The following editorial by Senator Gerry Cardinale (R-39) on protecting victims of domestic violence was published by The Record on January 22, 2018:
As the ranking member of the Senate Judiciary Committee, I’ve interviewed thousands of judges, prosecutors, and others involved in New Jersey’s criminal justice system, and heard countless hours of testimony.
Sen. Gerry Cardinale writes about why we must help women to escape from abusive relationships, ensure that abuse can be identified and reported by law enforcement, and prevent overzealous prosecutors from blaming and imprisoning victims of domestic violence. (Wikimedia Commons)
I’ve listened to citizens who have come before us to raise concerns about our legal process, and worked with other legislators, judges, attorneys, and advocates to ensure that anyone who touches our court system in any way gets a fair shake.
Despite our best efforts, many victims of domestic violence continue to face an uphill battle in getting the justice they deserve.
Some of that has to do with the dynamics of abuse.
Too often, instances of domestic violence are never reported. That’s a common refrain that’s been relayed to me time and again by concerned police officers who routinely respond to disturbance calls.
They show up, nobody will say that anything is wrong, and they are forced to leave.
Sometimes it’s embarrassment that prevents a woman from reporting acts of violence against them by a partner or spouse. Often, though, it’s the fear that speaking up will provoke even greater abuse.
That leads to a cycle of abuse that sometimes doesn’t end, or doesn’t end well.
Some women, like Lisa Pyatt, literally have to fight for their lives. In Lisa’s case, she was compelled to use lethal force to protect herself from her abuser.
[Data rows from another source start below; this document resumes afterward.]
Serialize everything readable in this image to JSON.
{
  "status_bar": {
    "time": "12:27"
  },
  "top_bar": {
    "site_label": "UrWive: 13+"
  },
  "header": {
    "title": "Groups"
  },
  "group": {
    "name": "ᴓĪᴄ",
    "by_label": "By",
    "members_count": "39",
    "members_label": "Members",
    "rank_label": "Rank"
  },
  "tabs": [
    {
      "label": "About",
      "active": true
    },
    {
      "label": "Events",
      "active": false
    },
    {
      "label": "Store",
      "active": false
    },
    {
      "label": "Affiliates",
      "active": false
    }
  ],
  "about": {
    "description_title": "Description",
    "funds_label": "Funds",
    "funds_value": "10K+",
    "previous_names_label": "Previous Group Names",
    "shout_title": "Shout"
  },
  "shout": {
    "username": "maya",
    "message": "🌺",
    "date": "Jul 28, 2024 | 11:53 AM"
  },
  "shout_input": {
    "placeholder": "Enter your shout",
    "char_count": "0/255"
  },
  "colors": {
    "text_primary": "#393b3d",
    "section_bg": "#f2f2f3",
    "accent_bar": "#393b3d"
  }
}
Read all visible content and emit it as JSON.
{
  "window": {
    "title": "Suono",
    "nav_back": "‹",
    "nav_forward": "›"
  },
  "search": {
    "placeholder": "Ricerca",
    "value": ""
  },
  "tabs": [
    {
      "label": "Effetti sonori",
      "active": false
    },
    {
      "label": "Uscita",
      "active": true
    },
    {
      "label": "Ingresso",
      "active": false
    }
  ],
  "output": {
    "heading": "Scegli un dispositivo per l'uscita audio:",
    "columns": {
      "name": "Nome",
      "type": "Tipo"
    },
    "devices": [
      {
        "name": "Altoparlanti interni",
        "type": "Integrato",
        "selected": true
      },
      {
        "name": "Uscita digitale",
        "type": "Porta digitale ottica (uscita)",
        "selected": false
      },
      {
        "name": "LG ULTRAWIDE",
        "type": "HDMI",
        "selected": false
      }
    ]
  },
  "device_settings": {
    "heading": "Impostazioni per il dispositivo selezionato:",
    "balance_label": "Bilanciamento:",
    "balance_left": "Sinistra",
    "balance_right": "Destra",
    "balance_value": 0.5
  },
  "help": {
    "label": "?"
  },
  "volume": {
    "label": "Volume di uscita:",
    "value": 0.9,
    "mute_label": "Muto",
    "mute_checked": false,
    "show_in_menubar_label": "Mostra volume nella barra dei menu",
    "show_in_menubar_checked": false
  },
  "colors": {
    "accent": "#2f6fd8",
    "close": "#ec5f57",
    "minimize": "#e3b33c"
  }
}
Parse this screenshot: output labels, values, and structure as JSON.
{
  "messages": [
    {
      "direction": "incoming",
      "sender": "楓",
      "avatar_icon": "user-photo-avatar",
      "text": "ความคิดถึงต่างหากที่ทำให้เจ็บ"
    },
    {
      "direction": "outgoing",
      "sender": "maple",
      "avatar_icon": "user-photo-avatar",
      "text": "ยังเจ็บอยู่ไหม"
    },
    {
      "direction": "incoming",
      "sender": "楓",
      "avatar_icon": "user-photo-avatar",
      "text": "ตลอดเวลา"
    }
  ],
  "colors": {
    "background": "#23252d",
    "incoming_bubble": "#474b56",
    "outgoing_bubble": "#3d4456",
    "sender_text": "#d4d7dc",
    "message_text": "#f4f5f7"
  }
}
As a result of her self-defense, Lisa was rewarded with murder charges and a 40-year prison sentence.
A few years ago, I was contacted by Sandra Ramos, Founder and Executive Director of an organization called Strengthen Our Sisters, to review Lisa’s case and support her application for clemency.
I spent a lot of time digging into the details of the case and was concerned by what I found.
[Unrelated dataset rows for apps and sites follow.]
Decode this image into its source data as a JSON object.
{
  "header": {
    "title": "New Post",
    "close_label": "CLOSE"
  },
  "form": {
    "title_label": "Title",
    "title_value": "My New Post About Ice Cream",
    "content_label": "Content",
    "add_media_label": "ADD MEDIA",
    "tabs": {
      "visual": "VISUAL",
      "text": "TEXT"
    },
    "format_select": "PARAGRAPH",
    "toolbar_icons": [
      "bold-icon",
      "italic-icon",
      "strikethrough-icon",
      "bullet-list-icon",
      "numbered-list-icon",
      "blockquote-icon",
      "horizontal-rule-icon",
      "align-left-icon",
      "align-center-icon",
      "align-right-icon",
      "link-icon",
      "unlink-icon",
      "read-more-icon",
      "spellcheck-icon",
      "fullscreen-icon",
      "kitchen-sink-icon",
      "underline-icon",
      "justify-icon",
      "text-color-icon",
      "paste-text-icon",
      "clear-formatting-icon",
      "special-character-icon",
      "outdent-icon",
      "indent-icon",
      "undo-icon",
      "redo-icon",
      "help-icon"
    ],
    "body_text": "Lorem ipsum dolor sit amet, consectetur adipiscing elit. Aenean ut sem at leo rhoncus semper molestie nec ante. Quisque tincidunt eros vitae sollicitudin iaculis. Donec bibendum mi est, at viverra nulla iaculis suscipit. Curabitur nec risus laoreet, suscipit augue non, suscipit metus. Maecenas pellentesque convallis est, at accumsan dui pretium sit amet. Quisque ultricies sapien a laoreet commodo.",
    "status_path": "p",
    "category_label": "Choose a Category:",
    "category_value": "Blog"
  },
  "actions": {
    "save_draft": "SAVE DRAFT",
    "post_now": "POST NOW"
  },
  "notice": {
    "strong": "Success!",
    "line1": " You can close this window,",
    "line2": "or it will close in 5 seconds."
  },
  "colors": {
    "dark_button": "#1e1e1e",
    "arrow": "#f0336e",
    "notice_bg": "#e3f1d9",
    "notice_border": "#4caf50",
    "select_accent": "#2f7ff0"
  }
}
We often hear that women are trapped by finances in violent relationships. They simply can’t afford to go anywhere else.
When Lisa was criminally charged for fighting back, she, like many women who have suffered abuse, didn’t have the means to hire competent attorneys.
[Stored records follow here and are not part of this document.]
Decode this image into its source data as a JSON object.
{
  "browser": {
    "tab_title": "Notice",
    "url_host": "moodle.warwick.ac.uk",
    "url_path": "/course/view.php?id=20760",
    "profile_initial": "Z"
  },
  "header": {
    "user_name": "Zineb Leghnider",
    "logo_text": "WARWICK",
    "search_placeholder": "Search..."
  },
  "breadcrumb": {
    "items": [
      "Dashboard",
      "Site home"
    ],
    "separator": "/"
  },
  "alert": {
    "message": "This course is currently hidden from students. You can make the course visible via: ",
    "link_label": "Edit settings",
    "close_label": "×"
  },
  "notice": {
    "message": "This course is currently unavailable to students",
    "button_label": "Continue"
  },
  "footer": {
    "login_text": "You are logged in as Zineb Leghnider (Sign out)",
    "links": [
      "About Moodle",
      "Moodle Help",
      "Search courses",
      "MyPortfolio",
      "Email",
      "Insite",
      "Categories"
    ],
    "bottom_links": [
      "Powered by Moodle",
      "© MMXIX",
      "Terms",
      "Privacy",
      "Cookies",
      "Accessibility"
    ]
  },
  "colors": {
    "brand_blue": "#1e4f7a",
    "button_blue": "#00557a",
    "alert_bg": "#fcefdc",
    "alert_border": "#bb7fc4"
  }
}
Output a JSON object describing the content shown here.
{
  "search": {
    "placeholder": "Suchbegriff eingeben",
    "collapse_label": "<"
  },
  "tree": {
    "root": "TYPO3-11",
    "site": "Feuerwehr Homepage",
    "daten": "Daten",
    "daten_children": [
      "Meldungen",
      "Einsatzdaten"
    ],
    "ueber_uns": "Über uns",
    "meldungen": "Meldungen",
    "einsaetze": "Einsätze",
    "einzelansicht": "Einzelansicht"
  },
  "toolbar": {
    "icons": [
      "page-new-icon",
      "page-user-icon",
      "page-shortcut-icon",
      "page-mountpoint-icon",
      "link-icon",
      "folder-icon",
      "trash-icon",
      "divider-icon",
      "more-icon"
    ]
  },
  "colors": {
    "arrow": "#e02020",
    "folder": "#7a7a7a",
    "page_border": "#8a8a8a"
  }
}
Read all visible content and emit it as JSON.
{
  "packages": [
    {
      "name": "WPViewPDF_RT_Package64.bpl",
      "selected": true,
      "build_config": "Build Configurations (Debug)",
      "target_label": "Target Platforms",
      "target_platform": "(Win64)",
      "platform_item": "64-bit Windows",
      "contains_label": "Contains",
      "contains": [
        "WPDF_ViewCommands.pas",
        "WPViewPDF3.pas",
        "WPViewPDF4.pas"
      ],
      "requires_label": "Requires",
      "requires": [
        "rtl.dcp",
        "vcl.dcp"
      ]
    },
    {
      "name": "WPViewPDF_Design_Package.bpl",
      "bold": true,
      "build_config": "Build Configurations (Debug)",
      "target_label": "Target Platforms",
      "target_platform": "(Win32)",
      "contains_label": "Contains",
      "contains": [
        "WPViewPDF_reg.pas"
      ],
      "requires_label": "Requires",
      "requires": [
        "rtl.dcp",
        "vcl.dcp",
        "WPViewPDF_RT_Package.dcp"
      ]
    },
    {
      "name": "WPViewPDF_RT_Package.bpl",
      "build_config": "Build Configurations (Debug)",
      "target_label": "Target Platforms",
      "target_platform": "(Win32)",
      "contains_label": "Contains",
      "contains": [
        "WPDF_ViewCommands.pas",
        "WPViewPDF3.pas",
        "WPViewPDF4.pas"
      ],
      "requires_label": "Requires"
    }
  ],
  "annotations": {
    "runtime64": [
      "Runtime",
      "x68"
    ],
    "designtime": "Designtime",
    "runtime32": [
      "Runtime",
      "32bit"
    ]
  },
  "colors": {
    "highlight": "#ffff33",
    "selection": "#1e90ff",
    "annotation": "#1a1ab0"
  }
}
Her defenders simply weren’t up to the task. Two members of her legal team have since been disbarred, and one is in jail.
There were other problems as well.
Pictures documenting Lisa’s physical abuse mysteriously disappeared, and prosecutors fought to prevent emergency room nurses from testifying about the wounds on Lisa that they witnessed and treated.
I’ve read the recent remarks of a prosecutor who helped convict Lisa. He claims that she was not a victim of abuse and that her conviction was well justified. I don’t think his statements are credible.
I’ve spent years reviewing the case myself. It’s clear that Lisa Pyatt was a victim of domestic abuse who was prosecuted, convicted, and jailed for having the courage to fight for her life when it was threatened.
That leads to the following question. Were the prosecutors in this case more interested in securing a conviction than justice?
That’s a challenge that I believe too many women must face.
The families of abusers often refuse to admit that a loved one was capable of hurting someone else. They push for prosecution claiming the victim was actually the aggressor.
Prosecutors too often are willing to oblige in the race for headlines and to pad their conviction stats. Women like Lisa Pyatt end up paying the price.
Ultimately, after a very long review of the facts of her case, I did support the clemency application of Ms. Pyatt and urged then Gov. Chris Christie to consider it as well.
I was pleased he and his team of lawyers took the time to thoroughly review the case and agreed that commuting her sentence was justified.
At the time of her release a few days ago, Lisa had served 24 years of a 30-year minimum sentence for the crime of defending herself.
While we finally succeeded in righting a wrong in this one case, many other instances of injustice remain unrectified.
There remain too many women who suffer abuse at the hands of a loved one, and there surely are other victims who face similar challenges within our justice system.
We need to help women to escape from abusive relationships, ensure that abuse can be identified and reported by law enforcement, and prevent overzealous prosecutors from blaming and imprisoning victims.
It may be a tall order to accomplish all of that, but we must continue working to protect and ensure justice for those who have suffered domestic violence in New Jersey.